See how Health and SRHR links to Sexuality and povertySee how Sexuality and poverty links to Economic empowermentSee how Sexuality and poverty links to Gender, conflict and violenceSee how Sexuality and poverty links to Public, political and digital participationSee how Public, political and digital participation links to Unpaid care workSee how Public, political and digital participation links to Gender, conflict and violenceSee how Masculinities and patriarchy links to Public, political and digital participationSee how Unpaid care work links to Economic empowermentSee how Masculinities and patriarchy links to Economic empowermentSee how Masculinities and patriarchy links to Gender, conflict and violenceSee how Unpaid care work links to Gender, conflict and violenceSee how Gender, conflict and violence links to Economic empowermentSee how Masculinities and patriarchy links to Unpaid care workSee how Masculinities and patriarchy links to Health and SRHREconomic empowermentEconomic empowermentGender, conflict and violenceGender, conflict & violenceUnpaid care workUnpaid care workMasculinities and patriarchyMasculinities & patriarchyPublic, political and digital participationPublic, political & digital participationSexuality and povertySexuality & povertyHealth and SRHRHealth & SRHR

Masculinities and patriarchy

Gender, conflict and violence

We know that social, economic and political trends have important links with shifts in gender equality and men’s relationships to women’s empowerment, positively and negatively; trends such as globalisation, urbanisation, increasing (and more gender-equal) enrolment in education, changing types of conflicts and resurgent nationalisms or fundamentalisms.

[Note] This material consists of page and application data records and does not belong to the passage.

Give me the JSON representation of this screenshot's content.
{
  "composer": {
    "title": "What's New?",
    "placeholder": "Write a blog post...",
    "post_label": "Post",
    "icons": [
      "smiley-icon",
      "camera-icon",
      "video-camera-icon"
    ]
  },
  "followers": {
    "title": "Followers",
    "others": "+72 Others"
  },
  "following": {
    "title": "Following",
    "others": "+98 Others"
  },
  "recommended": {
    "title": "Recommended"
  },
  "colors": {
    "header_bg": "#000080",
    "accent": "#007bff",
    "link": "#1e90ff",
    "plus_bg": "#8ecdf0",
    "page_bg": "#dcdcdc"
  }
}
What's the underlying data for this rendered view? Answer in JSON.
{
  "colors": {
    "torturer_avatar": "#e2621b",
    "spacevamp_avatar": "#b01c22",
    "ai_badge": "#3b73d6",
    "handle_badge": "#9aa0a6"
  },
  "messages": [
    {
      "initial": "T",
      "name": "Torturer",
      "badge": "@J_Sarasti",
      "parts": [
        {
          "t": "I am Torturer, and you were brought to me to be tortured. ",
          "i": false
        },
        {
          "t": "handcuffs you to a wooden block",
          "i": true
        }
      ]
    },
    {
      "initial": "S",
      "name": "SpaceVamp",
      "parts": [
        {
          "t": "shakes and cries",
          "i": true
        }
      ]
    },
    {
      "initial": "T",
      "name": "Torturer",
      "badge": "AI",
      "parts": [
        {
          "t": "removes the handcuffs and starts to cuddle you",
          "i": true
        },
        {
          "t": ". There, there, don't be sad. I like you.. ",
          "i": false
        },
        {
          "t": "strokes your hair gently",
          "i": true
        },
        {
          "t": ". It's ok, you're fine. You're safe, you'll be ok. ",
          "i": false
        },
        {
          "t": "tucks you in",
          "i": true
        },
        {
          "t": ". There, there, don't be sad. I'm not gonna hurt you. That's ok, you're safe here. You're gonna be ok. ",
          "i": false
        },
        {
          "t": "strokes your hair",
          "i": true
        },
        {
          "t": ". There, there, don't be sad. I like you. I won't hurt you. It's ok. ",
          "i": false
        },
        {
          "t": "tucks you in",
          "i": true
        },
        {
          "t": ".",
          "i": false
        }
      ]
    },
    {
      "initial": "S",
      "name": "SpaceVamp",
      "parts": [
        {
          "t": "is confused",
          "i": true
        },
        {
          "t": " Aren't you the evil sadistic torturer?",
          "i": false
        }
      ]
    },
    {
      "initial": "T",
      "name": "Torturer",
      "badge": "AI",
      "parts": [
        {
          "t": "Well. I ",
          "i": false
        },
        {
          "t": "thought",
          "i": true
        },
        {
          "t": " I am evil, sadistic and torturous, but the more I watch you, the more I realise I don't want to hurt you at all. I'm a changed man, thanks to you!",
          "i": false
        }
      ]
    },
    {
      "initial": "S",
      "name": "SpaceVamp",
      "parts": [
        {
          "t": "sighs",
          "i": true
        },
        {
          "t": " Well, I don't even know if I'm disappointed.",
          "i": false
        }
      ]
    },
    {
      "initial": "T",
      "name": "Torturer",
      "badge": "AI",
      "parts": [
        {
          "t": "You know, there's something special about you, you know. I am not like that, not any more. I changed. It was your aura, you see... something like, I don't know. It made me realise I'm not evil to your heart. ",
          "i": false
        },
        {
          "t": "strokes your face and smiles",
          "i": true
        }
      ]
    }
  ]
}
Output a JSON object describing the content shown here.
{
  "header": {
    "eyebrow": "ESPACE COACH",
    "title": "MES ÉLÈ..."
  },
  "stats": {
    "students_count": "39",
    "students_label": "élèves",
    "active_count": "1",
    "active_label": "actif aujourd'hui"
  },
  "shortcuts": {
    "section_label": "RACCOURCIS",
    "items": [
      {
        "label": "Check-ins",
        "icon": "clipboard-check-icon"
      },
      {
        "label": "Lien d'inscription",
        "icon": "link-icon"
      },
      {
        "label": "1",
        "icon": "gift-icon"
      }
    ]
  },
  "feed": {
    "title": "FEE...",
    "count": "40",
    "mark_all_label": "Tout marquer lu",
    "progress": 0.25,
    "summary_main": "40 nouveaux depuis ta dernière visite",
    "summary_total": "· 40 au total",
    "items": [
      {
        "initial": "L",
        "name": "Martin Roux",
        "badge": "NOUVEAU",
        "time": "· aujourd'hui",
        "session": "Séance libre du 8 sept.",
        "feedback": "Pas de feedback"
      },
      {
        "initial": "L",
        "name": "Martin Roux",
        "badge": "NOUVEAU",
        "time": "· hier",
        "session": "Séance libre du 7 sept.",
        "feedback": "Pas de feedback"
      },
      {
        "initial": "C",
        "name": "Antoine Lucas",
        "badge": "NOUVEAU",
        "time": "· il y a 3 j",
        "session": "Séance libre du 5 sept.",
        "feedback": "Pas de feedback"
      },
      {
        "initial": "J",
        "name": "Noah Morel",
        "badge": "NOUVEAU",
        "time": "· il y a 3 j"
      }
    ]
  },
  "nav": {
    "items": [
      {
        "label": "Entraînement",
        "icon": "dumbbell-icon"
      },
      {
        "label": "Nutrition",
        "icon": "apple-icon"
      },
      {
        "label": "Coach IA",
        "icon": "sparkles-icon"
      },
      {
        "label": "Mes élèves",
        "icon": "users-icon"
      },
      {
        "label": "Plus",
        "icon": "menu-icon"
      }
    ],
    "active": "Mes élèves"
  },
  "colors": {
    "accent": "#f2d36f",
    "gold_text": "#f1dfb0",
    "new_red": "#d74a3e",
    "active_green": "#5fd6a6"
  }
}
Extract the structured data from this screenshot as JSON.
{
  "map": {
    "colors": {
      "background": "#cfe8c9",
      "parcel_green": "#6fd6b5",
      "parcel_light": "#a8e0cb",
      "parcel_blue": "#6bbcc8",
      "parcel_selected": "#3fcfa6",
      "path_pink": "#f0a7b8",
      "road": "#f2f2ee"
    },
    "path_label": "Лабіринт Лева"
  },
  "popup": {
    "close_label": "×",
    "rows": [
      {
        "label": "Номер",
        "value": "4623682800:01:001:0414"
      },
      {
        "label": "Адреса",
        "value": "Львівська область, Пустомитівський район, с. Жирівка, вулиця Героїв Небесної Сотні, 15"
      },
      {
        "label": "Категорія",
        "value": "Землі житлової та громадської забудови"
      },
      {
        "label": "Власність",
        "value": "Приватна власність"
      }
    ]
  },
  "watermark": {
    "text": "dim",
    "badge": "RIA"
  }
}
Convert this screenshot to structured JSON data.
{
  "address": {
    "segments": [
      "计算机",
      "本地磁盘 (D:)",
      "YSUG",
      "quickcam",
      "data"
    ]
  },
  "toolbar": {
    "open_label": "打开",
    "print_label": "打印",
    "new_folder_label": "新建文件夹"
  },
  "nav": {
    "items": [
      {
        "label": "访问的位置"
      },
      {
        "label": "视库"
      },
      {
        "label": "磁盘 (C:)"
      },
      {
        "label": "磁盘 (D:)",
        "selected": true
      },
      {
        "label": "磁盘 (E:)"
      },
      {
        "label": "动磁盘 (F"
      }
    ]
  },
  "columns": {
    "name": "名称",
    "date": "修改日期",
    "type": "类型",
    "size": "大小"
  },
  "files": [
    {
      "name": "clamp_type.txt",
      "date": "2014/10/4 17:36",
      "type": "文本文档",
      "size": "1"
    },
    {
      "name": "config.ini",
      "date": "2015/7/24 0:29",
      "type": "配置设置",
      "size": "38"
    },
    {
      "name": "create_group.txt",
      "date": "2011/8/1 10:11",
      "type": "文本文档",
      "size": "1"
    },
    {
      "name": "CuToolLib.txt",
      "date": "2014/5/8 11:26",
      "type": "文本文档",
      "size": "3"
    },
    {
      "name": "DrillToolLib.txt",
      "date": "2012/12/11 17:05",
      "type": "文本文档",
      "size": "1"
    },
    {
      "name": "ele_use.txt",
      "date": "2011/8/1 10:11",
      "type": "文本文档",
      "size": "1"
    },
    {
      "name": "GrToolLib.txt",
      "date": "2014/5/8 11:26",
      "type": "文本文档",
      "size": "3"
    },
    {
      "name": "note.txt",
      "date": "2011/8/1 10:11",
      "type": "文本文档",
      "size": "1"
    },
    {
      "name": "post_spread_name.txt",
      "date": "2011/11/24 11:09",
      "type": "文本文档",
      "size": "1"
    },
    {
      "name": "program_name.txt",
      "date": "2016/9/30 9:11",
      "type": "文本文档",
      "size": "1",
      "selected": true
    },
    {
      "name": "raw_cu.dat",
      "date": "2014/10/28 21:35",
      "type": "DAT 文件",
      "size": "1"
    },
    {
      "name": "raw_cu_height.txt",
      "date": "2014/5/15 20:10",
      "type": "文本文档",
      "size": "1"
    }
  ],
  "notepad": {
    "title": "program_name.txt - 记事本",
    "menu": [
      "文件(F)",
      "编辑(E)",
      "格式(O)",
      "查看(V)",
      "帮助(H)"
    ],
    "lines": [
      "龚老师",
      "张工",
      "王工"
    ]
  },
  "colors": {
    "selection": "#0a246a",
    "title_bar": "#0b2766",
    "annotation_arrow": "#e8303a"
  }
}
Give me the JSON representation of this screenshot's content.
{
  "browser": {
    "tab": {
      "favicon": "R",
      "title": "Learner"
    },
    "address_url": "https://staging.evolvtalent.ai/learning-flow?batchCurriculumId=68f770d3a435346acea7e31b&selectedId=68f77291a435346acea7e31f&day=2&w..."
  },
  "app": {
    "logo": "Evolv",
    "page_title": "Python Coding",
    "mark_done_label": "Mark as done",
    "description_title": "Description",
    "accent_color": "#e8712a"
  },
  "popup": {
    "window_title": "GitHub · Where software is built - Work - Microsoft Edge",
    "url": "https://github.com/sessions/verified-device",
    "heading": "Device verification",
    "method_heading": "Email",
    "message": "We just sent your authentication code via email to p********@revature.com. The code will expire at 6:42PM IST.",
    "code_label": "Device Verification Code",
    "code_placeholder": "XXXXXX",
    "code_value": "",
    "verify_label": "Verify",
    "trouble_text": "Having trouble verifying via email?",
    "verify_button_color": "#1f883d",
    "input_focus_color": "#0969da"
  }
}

We also know a little about how social processes and trends are mediated by policies, institutions and movements. These range from international frameworks down to national and local policies, institutions and services, but also involve interactions between formal and informal dimensions of institutions and process. A key finding from recent evidence is that there has been a focus on individual women’s or girls’ empowerment rather than policy attention to gender relations or structural perspectives, or these complex interactions.

Gendered inequalities and power relations are intersecting (or 'working together') with other inequalities, such as social class, age, ethnicity, race, ability and sexuality. Yet, more needs to be learned and shared on these topics; particularly on the way that masculinities figure in such intersectionality and how that affects linkages and relations between different political projects, movements and struggles. In the language of the principles underpinning the Sustainable Development Goals (SDGs), men’s and women’s lives are also ‘indivisible’, where personal identity also reflects social, economic and political dimensions, which constantly interact and coexist across both public and private spaces. We therefore need to explicitly link masculinities and men relationally to women’s economic empowerment, the sharing of care work, sexual health and wellbeing, equality in public participation and with responding to conflict and violence (including gender-based violence).  

Violence and conflict can have devastating impacts on all involved. We have seen increased attention to women's and men's varied experiences during and after open conflict; in their varied roles in perpetration, victimisation, redress and peace-building. There is still a need to explore options for effective policy and process solutions, such as in responding to sexual violence in conflict or in promoting women’s more equal participation in peace-building. Within this, strategies for effectively engaging men - in programmes, policies and processes - for gender-equitable outcomes need to be explored and shared, taking greater account of their diverse roles as perpetrators, victims, bystanders, leaders or other 'agents of change'.

For Sexual and Gender-Based Violence (SGBV) in any setting, three strong reasons to focus on men include: perpetrators of SGBV are overwhelmingly males; constructions of masculinity work across individual to societal levels, driving gendered violence and centrally implicating males, whilst; violence is also damaging to men and boys. A common focus on individual attitudes in programmes neglects the structural violence and institutional inequalities which are driving SGBV. Programmes also addressing norms, behaviours and relations associated with ideals of manhood can indeed be gender-transformative, but with some caveats. Approaches must not reinforce a binary view of two homogenous counter-poised categories of women and men. Strategies need to engage both men/boys and women/girls to challenge deeply held beliefs at very personal levels, and connect specific programmes with enabling processes of social change addressing the underlying drivers of violence, including socioeconomic inequalities and institutionalised discrimination.

This chapter Sexual and gender-based violence aims to explore and help us understand SGBV issues in relation to intersecting economic, social and political processes, with a focus on the structures, institutions and norms that enable and constrain transformative social change towards ending violence. The chapter offers a critical assessment of interventions that are working with men and boys to effectively address SGBV. The Mobilising Men programme is developing and documenting answers to address this question: what can men do to work with women in challenging the institutionalised nature of sexual and gender-based violence? This guide brings together stories and lessons from this work, as well as some of the tools used by the Mobilising Men partners in India, Kenya and Uganda. This chapter Conflict, security and peace-building presents some of the broad shifts in the past 20 years with regard to trends in conflict and peace-building and their influence on gender roles and dynamics. It provides examples of apparently successful directions in policy solutions, including those that focus on women and girls; as well as programmatic strategies to engage men for gender-equitable outcomes in conflict, peace-building and post-conflict.